“Now, I’m not going to say that, not because I don’t believe in investing in our armed forces, of course I do, and my record demonstrates that.
“It’s just I don’t believe in arbitrary targets when it comes to something as serious as the security of our realm.”
Discussion on defence come amid no hopeful signs from Moscow, with the Russian army set to expand its troops by hundreds of thousands of men.
Following the signing of a decree by Vladimir Putin on Thursday, the Kremlin is planning to grow its military with the addition of 137,000 soldiers next year.
The expansion, which will begin on January 1, means all Russian men aged 18-27 must serve one year in the military.
However, a large share of the Russian male population avoids the draft for health reasons or deferments granted to university students.
The share of men who avoid the draft is particularly big in Moscow and other major cities.
Meanwhile, according to the UK’s Ministry of Defence (MoD), the new decree is “unlikely to make substantive progress towards increasing Russia’s combat power in Ukraine”.
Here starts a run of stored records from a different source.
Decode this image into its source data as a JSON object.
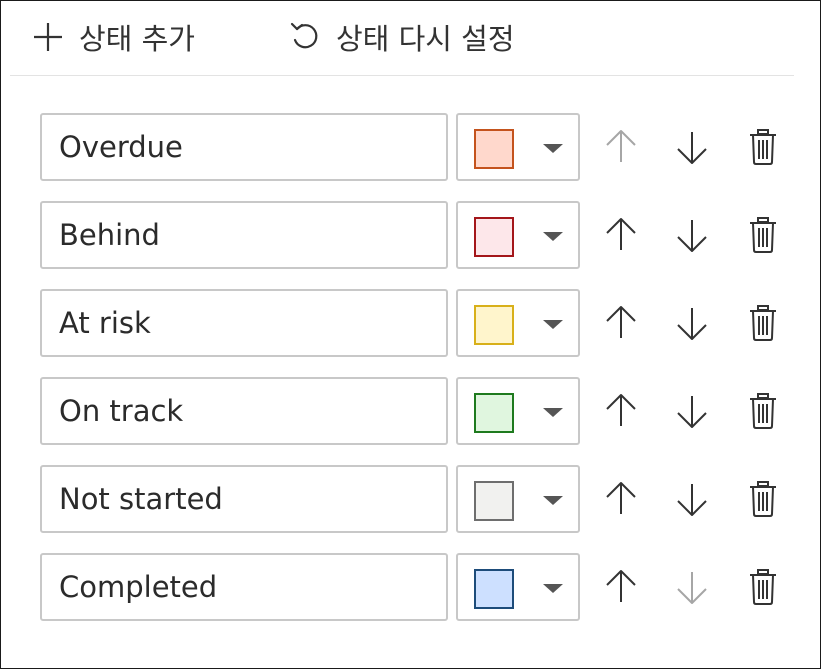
{
  "toolbar": {
    "add_label": "상태 추가",
    "reset_label": "상태 다시 설정"
  },
  "colors": {
    "icon_enabled": "#333333",
    "icon_disabled": "#a6a6a6",
    "input_border": "#c8c8c8"
  },
  "statuses": [
    {
      "label": "Overdue",
      "fill": "#ffd8cc",
      "border": "#c4531d",
      "up_enabled": false,
      "down_enabled": true
    },
    {
      "label": "Behind",
      "fill": "#fde7ea",
      "border": "#a4161a",
      "up_enabled": true,
      "down_enabled": true
    },
    {
      "label": "At risk",
      "fill": "#fff5cc",
      "border": "#d8b01a",
      "up_enabled": true,
      "down_enabled": true
    },
    {
      "label": "On track",
      "fill": "#e0f6df",
      "border": "#1e7a1e",
      "up_enabled": true,
      "down_enabled": true
    },
    {
      "label": "Not started",
      "fill": "#f1f1ef",
      "border": "#6e6e6e",
      "up_enabled": true,
      "down_enabled": true
    },
    {
      "label": "Completed",
      "fill": "#cde0ff",
      "border": "#1d4c7a",
      "up_enabled": true,
      "down_enabled": false
    }
  ]
}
This, the ministry explained, is due to the high number of troops that Moscow has already lost.